• [Work order]
List, from the lines below, each one with "this" in it.

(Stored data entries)
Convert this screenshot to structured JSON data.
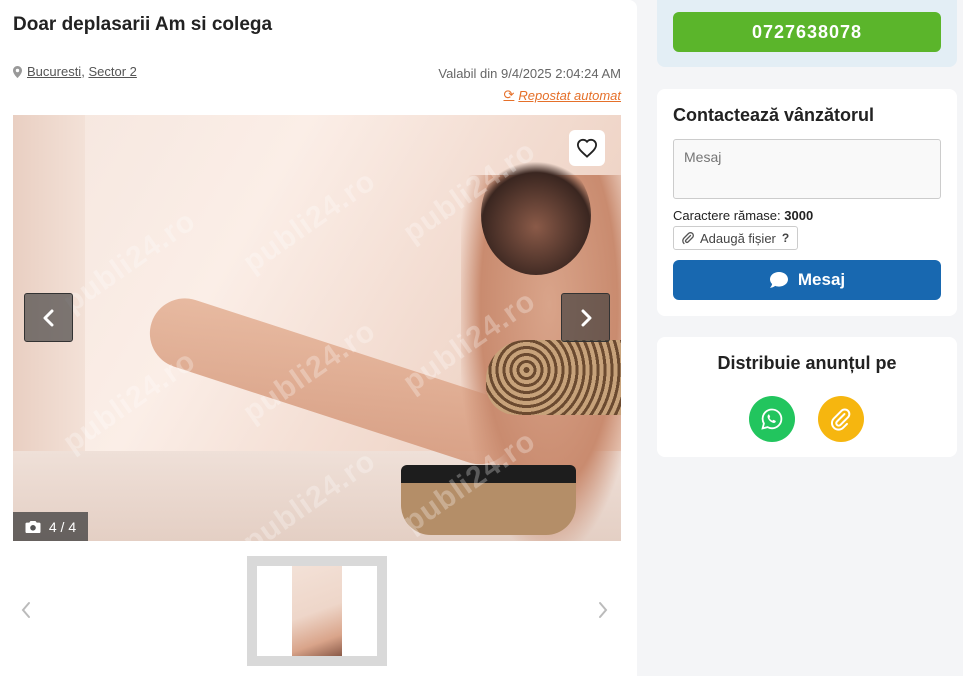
{
  "listing": {
    "title": "Doar deplasarii Am si colega",
    "location_city": "Bucuresti",
    "location_separator": ",",
    "location_sector": "Sector 2",
    "valid_text": "Valabil din 9/4/2025 2:04:24 AM",
    "repost_text": "Repostat automat",
    "watermark": "publi24.ro"
  },
  "gallery": {
    "counter": "4 / 4",
    "current": 4,
    "total": 4
  },
  "phone": {
    "number": "0727638078",
    "color": "#5bb52b"
  },
  "contact": {
    "title": "Contactează vânzătorul",
    "message_placeholder": "Mesaj",
    "chars_label": "Caractere rămase:",
    "chars_value": "3000",
    "attach_label": "Adaugă fișier",
    "attach_help": "?",
    "send_label": "Mesaj",
    "send_color": "#1868b0"
  },
  "share": {
    "title": "Distribuie anunțul pe",
    "buttons": [
      {
        "icon": "whatsapp-icon",
        "color": "#22c55e"
      },
      {
        "icon": "paperclip-icon",
        "color": "#f6b60f"
      }
    ]
  },
  "colors": {
    "accent_orange": "#e5702a",
    "page_bg": "#f4f5f7"
  }
}
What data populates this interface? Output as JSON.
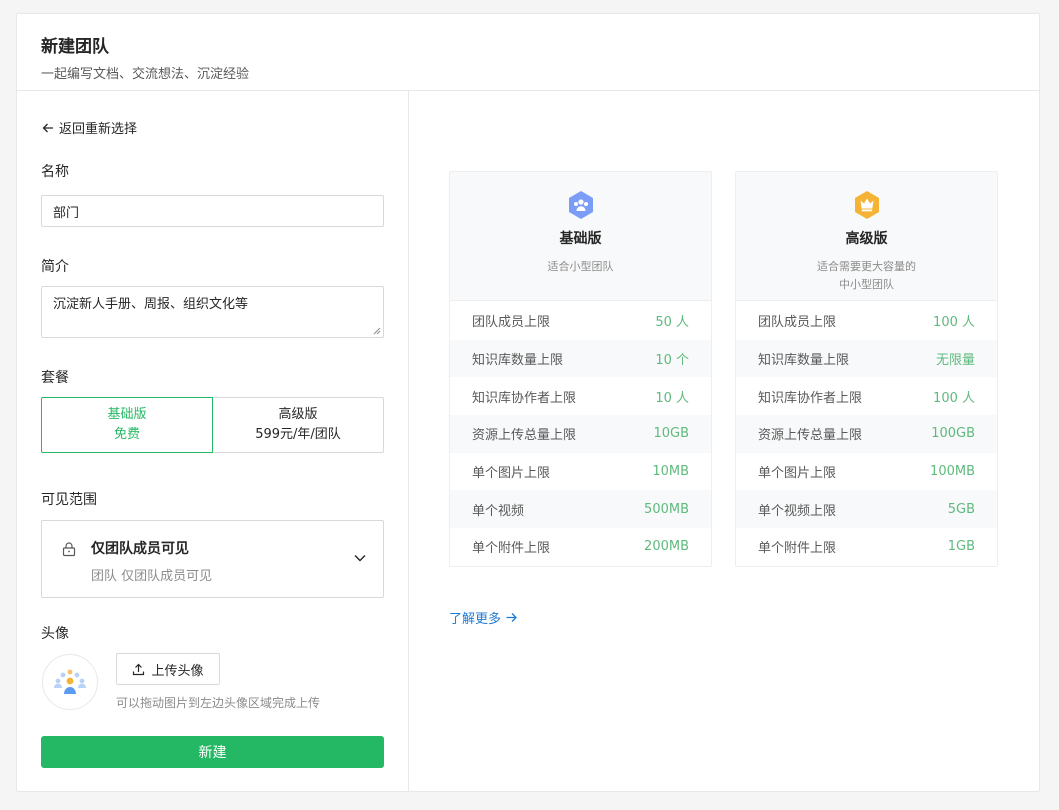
{
  "header": {
    "title": "新建团队",
    "subtitle": "一起编写文档、交流想法、沉淀经验"
  },
  "form": {
    "back_label": "返回重新选择",
    "name_label": "名称",
    "name_value": "部门",
    "intro_label": "简介",
    "intro_value": "沉淀新人手册、周报、组织文化等",
    "plan_label": "套餐",
    "plans": [
      {
        "name": "基础版",
        "price": "免费",
        "selected": true
      },
      {
        "name": "高级版",
        "price": "599元/年/团队",
        "selected": false
      }
    ],
    "visibility_label": "可见范围",
    "visibility_title": "仅团队成员可见",
    "visibility_desc": "团队 仅团队成员可见",
    "avatar_label": "头像",
    "upload_label": "上传头像",
    "upload_hint": "可以拖动图片到左边头像区域完成上传",
    "submit_label": "新建"
  },
  "tiers": [
    {
      "name": "基础版",
      "desc_lines": [
        "适合小型团队"
      ],
      "icon": "team-hexagon-icon",
      "icon_color": "#7b9cf7",
      "rows": [
        {
          "label": "团队成员上限",
          "value": "50 人"
        },
        {
          "label": "知识库数量上限",
          "value": "10 个"
        },
        {
          "label": "知识库协作者上限",
          "value": "10 人"
        },
        {
          "label": "资源上传总量上限",
          "value": "10GB"
        },
        {
          "label": "单个图片上限",
          "value": "10MB"
        },
        {
          "label": "单个视频",
          "value": "500MB"
        },
        {
          "label": "单个附件上限",
          "value": "200MB"
        }
      ]
    },
    {
      "name": "高级版",
      "desc_lines": [
        "适合需要更大容量的",
        "中小型团队"
      ],
      "icon": "crown-hexagon-icon",
      "icon_color": "#f5b335",
      "rows": [
        {
          "label": "团队成员上限",
          "value": "100 人"
        },
        {
          "label": "知识库数量上限",
          "value": "无限量"
        },
        {
          "label": "知识库协作者上限",
          "value": "100 人"
        },
        {
          "label": "资源上传总量上限",
          "value": "100GB"
        },
        {
          "label": "单个图片上限",
          "value": "100MB"
        },
        {
          "label": "单个视频上限",
          "value": "5GB"
        },
        {
          "label": "单个附件上限",
          "value": "1GB"
        }
      ]
    }
  ],
  "learn_more": "了解更多",
  "colors": {
    "accent": "#25b864",
    "value_green": "#5fba7d",
    "link": "#1f7ad1"
  }
}
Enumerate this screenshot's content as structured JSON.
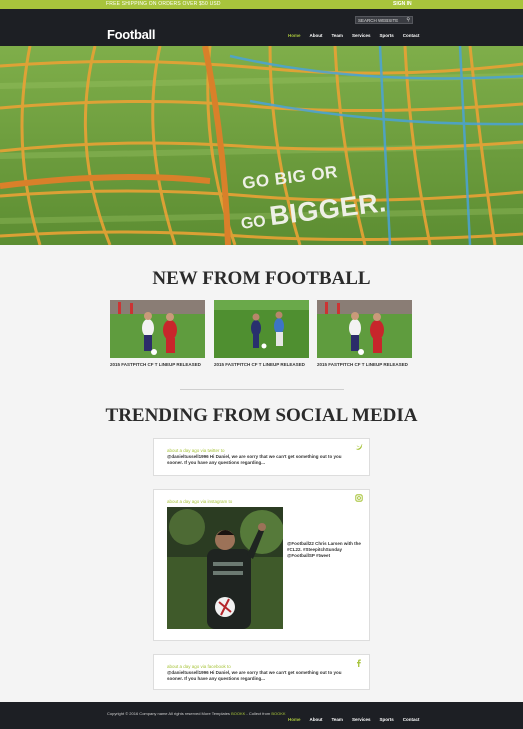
{
  "topbar": {
    "promo": "FREE SHIPPING ON ORDERS OVER $50 USD",
    "signin": "SIGN IN"
  },
  "header": {
    "search_placeholder": "SEARCH WEBSITE",
    "logo": "Football",
    "nav": [
      "Home",
      "About",
      "Team",
      "Services",
      "Sports",
      "Contact"
    ]
  },
  "hero": {
    "slogan_line1": "GO BIG OR",
    "slogan_go": "GO",
    "slogan_bigger": "BIGGER."
  },
  "news": {
    "title": "NEW FROM FOOTBALL",
    "items": [
      {
        "caption": "2015 FASTPITCH CF T LINEUP RELEASED"
      },
      {
        "caption": "2015 FASTPITCH CF T LINEUP RELEASED"
      },
      {
        "caption": "2015 FASTPITCH CF T LINEUP RELEASED"
      }
    ]
  },
  "trending": {
    "title": "TRENDING FROM SOCIAL MEDIA",
    "posts": [
      {
        "when": "about a day ago via twitter to",
        "text": "@danieltussell1996 Hi Daniel, we are sorry that we can't get something out to you sooner. If you have any questions regarding...",
        "icon": "twitter-icon"
      },
      {
        "when": "about a day ago via instagram to",
        "text": "@Football22 Chris Larsen with the #CL22. #SteepitchSunday @FootballSP #tweet",
        "icon": "instagram-icon"
      },
      {
        "when": "about a day ago via facebook to",
        "text": "@danieltussell1996 Hi Daniel, we are sorry that we can't get something out to you sooner. If you have any questions regarding...",
        "icon": "facebook-icon"
      }
    ]
  },
  "footer": {
    "copyright": "Copyright © 2016 Company name All rights reserved More Templates",
    "link1": "BOOKK",
    "mid": " - Collect from",
    "link2": "BOOKK",
    "nav": [
      "Home",
      "About",
      "Team",
      "Services",
      "Sports",
      "Contact"
    ]
  },
  "colors": {
    "accent": "#a8c43c",
    "dark": "#1d1f24",
    "page": "#f4f4f4"
  }
}
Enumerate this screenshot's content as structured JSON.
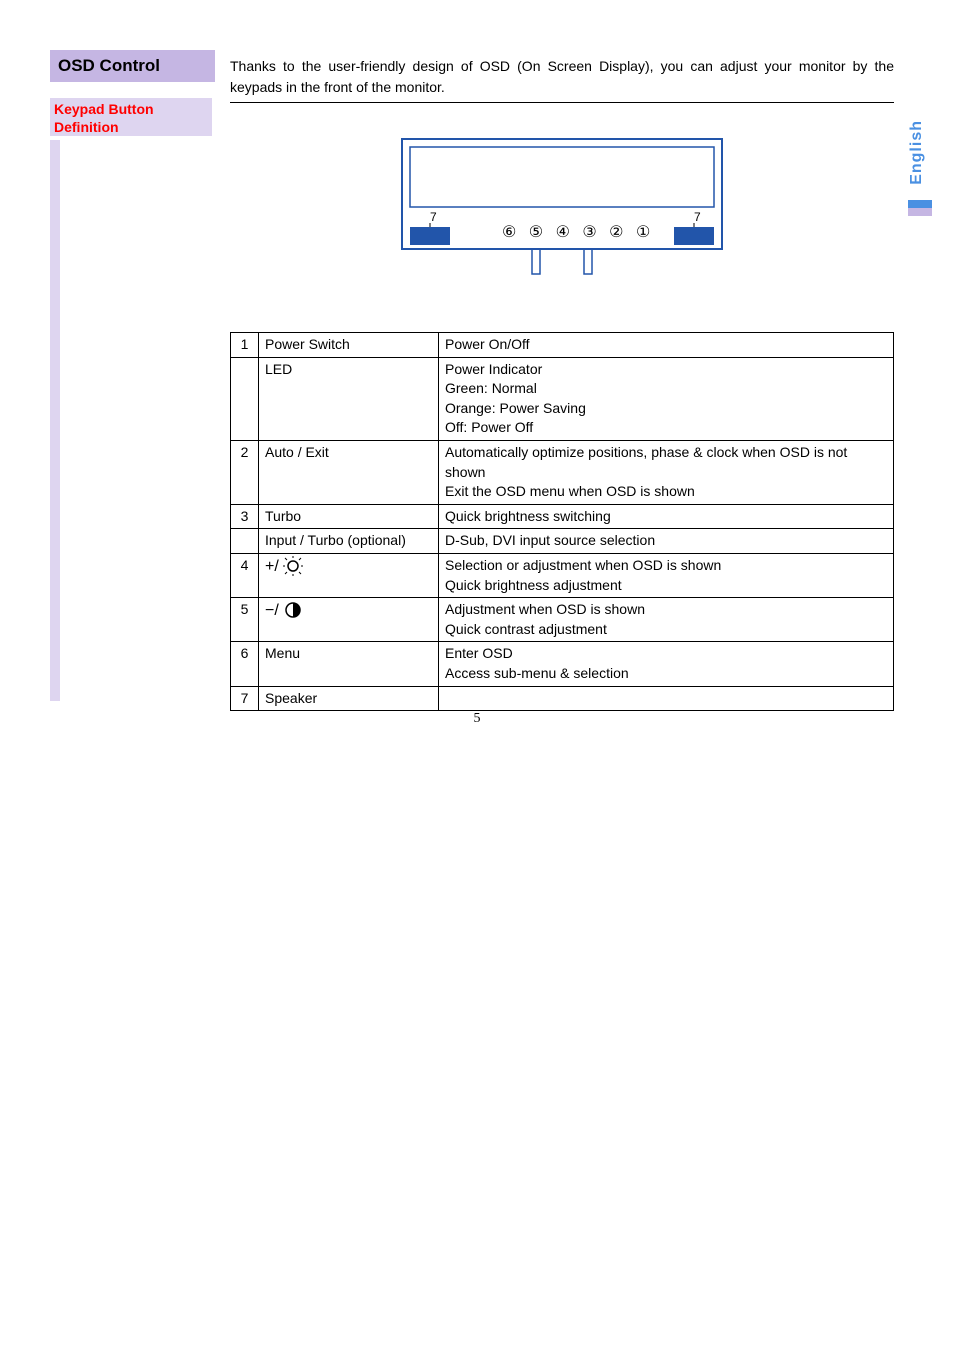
{
  "side_tab": "English",
  "section_title": "OSD Control",
  "sub_label_1": "Keypad Button",
  "sub_label_2": "Definition",
  "intro": "Thanks to the user-friendly design of OSD (On Screen Display), you can adjust your monitor by the keypads in the front of the monitor.",
  "diagram": {
    "left_num": "7",
    "right_num": "7",
    "circles": [
      "⑥",
      "⑤",
      "④",
      "③",
      "②",
      "①"
    ]
  },
  "table": {
    "rows": [
      {
        "n": "1",
        "name": "Power Switch",
        "desc": "Power On/Off"
      },
      {
        "n": "",
        "name": "LED",
        "desc": "Power Indicator\nGreen: Normal\nOrange: Power Saving\nOff: Power Off"
      },
      {
        "n": "2",
        "name": "Auto / Exit",
        "desc": "Automatically optimize positions, phase & clock when OSD is not shown\nExit the OSD menu when OSD is shown"
      },
      {
        "n": "3",
        "name": "Turbo",
        "desc": "Quick brightness switching"
      },
      {
        "n": "",
        "name": "Input / Turbo (optional)",
        "desc": "D-Sub, DVI input source selection"
      },
      {
        "n": "4",
        "name": "__ICON_SUN__",
        "desc": "Selection or adjustment when OSD is shown\nQuick brightness adjustment"
      },
      {
        "n": "5",
        "name": "__ICON_MOON__",
        "desc": "Adjustment when OSD is shown\nQuick contrast adjustment"
      },
      {
        "n": "6",
        "name": "Menu",
        "desc": "Enter OSD\nAccess sub-menu & selection"
      },
      {
        "n": "7",
        "name": "Speaker",
        "desc": ""
      }
    ]
  },
  "page_number": "5"
}
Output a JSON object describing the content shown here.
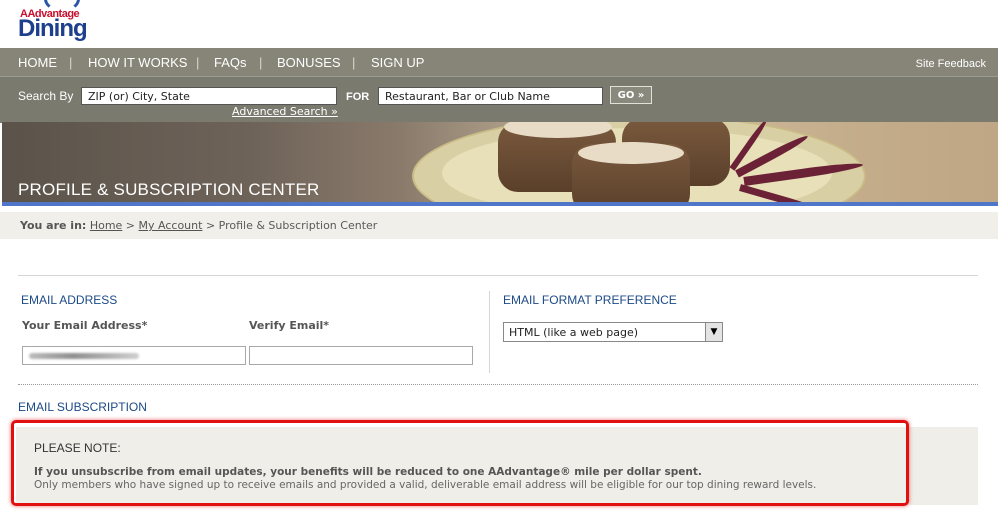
{
  "logo": {
    "small": "AAdvantage",
    "big": "Dining"
  },
  "nav": {
    "items": [
      "HOME",
      "HOW IT WORKS",
      "FAQs",
      "BONUSES",
      "SIGN UP"
    ],
    "site_feedback": "Site Feedback"
  },
  "search": {
    "label": "Search By",
    "location_value": "ZIP (or) City, State",
    "for_label": "FOR",
    "name_value": "Restaurant, Bar or Club Name",
    "go_label": "GO",
    "advanced": "Advanced Search »"
  },
  "banner": {
    "title": "PROFILE & SUBSCRIPTION CENTER"
  },
  "breadcrumb": {
    "prefix": "You are in:",
    "home": "Home",
    "my_account": "My Account",
    "current": "Profile & Subscription Center",
    "separator": ">"
  },
  "email_address": {
    "heading": "EMAIL ADDRESS",
    "your_email_label": "Your Email Address*",
    "verify_label": "Verify Email*"
  },
  "format_pref": {
    "heading": "EMAIL FORMAT PREFERENCE",
    "selected": "HTML (like a web page)"
  },
  "subscription": {
    "heading": "EMAIL SUBSCRIPTION",
    "note_title": "PLEASE NOTE:",
    "note_bold": "If you unsubscribe from email updates, your benefits will be reduced to one AAdvantage® mile per dollar spent.",
    "note_line": "Only members who have signed up to receive emails and provided a valid, deliverable email address will be eligible for our top dining reward levels."
  },
  "colors": {
    "nav_bg": "#868578",
    "search_bg": "#7b7a6f",
    "heading_blue": "#1c4a86",
    "highlight_red": "#e01010"
  }
}
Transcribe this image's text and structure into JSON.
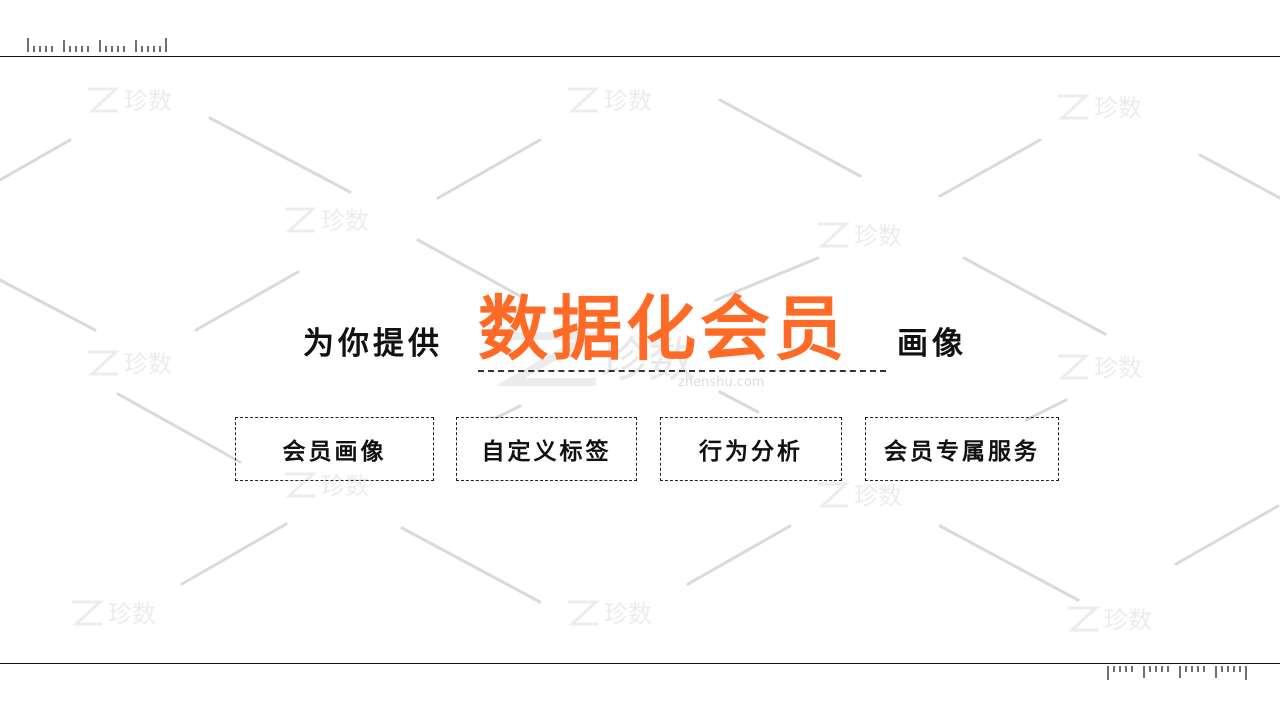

• [Task answer]
Convert this screenshot to structured JSON data.
What data populates this interface? Output as JSON.
Enumerate this screenshot's content as structured JSON.
Enumerate this screenshot's content as structured JSON.
Transcribe this image's text and structure into JSON.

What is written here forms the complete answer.